Note: Live in Hyde Park is a good place to find a lot of the best songs from the last two albums, and some new ones. Check it out.
Label: Warner Music Group
My main gripe with Stadium Arcadium is that it's too long. The great songs are mixed in everywhere with the good songs across two discs. Double albums annoy me, because there is a pause interrupting the jamming, from switching CDs, but this isn't a problem once you put it on your computer or MP3 player. Stephen Thomas Erlewine (AMG) said, and I agree: "[L]ike how Blood Sugar was the tipping point when the LPs ceded ground to CDs, Stadium Arcadium could be seen as the point when albums were seen as a collection of digital playlists." Another thing I don't like about double albums is that the songs seem to lose individuality when it's packed into the same package as nearly 30 other songs, and you're hearing most of them for the first time ever. The "it's too long" problem is solved by simply listening to the discs separately, one after another, which is what I did (also because it was 4am, but whatever). The first disc (logically the first you would listen to) has 3 of the 5 singles and will likely be the more popular of the two, and that's understandable, there are a lot of great songs there. Warlocks probably being my favorite track on the album. Through the whole album, it has about as many slower songs as By The Way, but I feel the ones on SA are higher quality. Desecration Smile, and the one everyone knows, Snow ((Hey Oh)) being the stand-out ones. The second disc is a bit more enjoyable, Tell Me Baby, Hard to Concentrate, and Animal Bar all being strong tracks and favorites of mine from the album. Arguably, this is THE RHCP album, with a fair mix of funky, punky, and slow songs, along with a few songs that sound like they started out as covers, it only lacks the high energy and rapping that was once a part of their signature sound. You can't blame them though, Anthony (and Flea) is pushing 50 by now, and vocal cords don't last forever, also, with the slew of bad rappers who think they're good making millions lately, it's embarrassing to admit you like rap, let alone perform it. Another thing, this has probably the best production on any RHCP album since Blood Sugar and has the most solid feel since Mother's Milk...for that alone, I admire it, the good songs make me almost love it. This is a great spot to get into RHCP for new listeners, some older listeners may be a little let down, but those with an open mind will enjoy at least some parts of it.

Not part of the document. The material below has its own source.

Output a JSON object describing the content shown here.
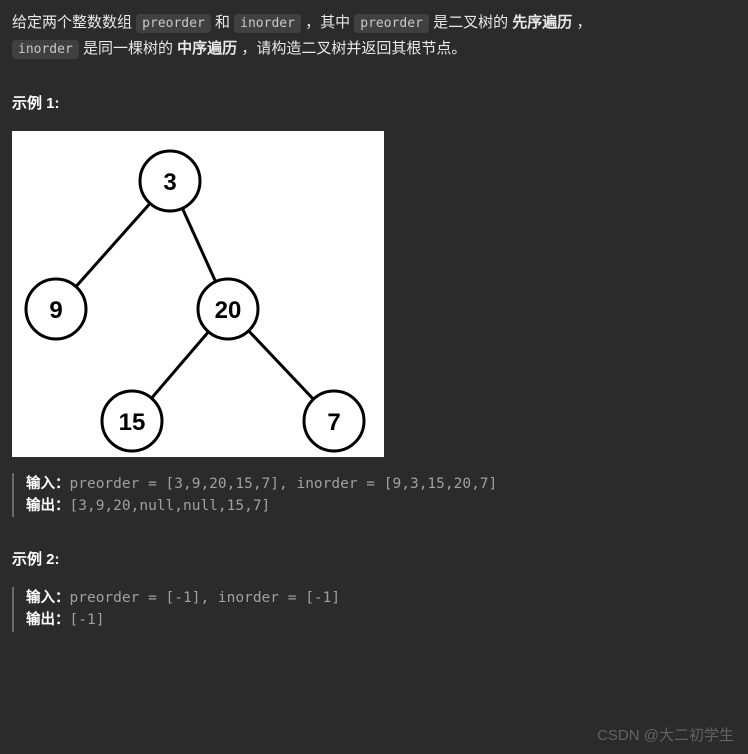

Those are the only studio albums they have out so far, I'll update when they release a new one and I get it.